Conscious chair-acclimatized squirrel monkeys (Saimiri sciureus) studied with lights on (600 lx) from 0800 to 2000 h daily (LD 12:12) display a prominent circadian rhythm in renal potassium excretion. The characteristics of this rhythm were reproduced in adrenalectomized monkeys by infusing 5 mg cortisol and 0.001 mg aldosterone, or 5 mg cortisol alone, between 0800 and 0900 h daily. When the timing of cortisol administration (with or without aldosterone) was phase-delayed by 8 h, the urinary potassium rhythm resynchronized by 80% of the cortisol phase shift, but only after a transient response lasting 3-4 days. With the same daily dose of adrenal steroids given as a continuous infusion throughout each 24 h, urinary potassium excretion showed free-running oscillations no longer synchronized to the light-dark cycle. These results indicate that the circadian rhythm of plasma cortisol concentration acts as an internal mediator in the circadian timing system, synchronizing a potentially autonomous oscillation in renal potassium excretion to environmental time cues and to other circadian rhythms within the animal.
|Original language||English (US)|
|Journal||American Journal of Physiology - Regulatory Integrative and Comparative Physiology|

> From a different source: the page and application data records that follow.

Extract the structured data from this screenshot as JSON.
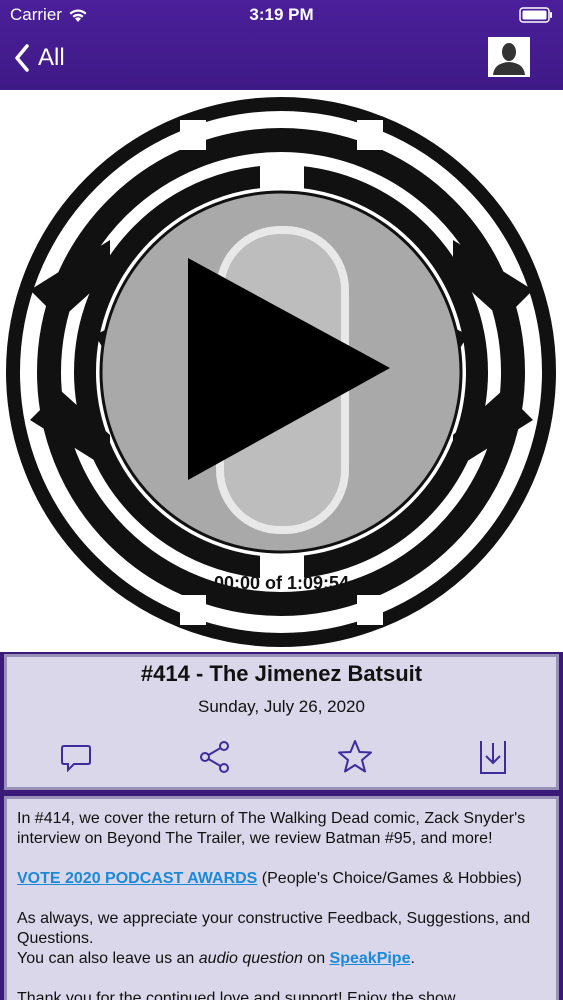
{
  "status": {
    "carrier": "Carrier",
    "time": "3:19 PM"
  },
  "nav": {
    "back_label": "All"
  },
  "player": {
    "time_readout": "00:00 of 1:09:54"
  },
  "episode": {
    "title": "#414 - The Jimenez Batsuit",
    "date": "Sunday, July 26, 2020"
  },
  "description": {
    "intro": "In #414, we cover the return of The Walking Dead comic, Zack Snyder's interview on Beyond The Trailer, we review Batman #95, and more!",
    "vote_link": "VOTE 2020 PODCAST AWARDS",
    "vote_suffix": " (People's Choice/Games & Hobbies)",
    "feedback": "As always, we appreciate your constructive Feedback, Suggestions, and Questions.",
    "audio_prefix": "You can also leave us an ",
    "audio_em": "audio question",
    "audio_mid": " on ",
    "speakpipe_link": "SpeakPipe",
    "audio_end": ".",
    "cutoff": "Thank you for the continued love and support! Enjoy the show."
  },
  "colors": {
    "header": "#4b1f9a",
    "panel": "#dbd7ea",
    "icon": "#3d2c9c",
    "link": "#1a8ad8"
  }
}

|State||Published - Jan 1 1977|
ASJC Scopus subject areas
- Physiology (medical)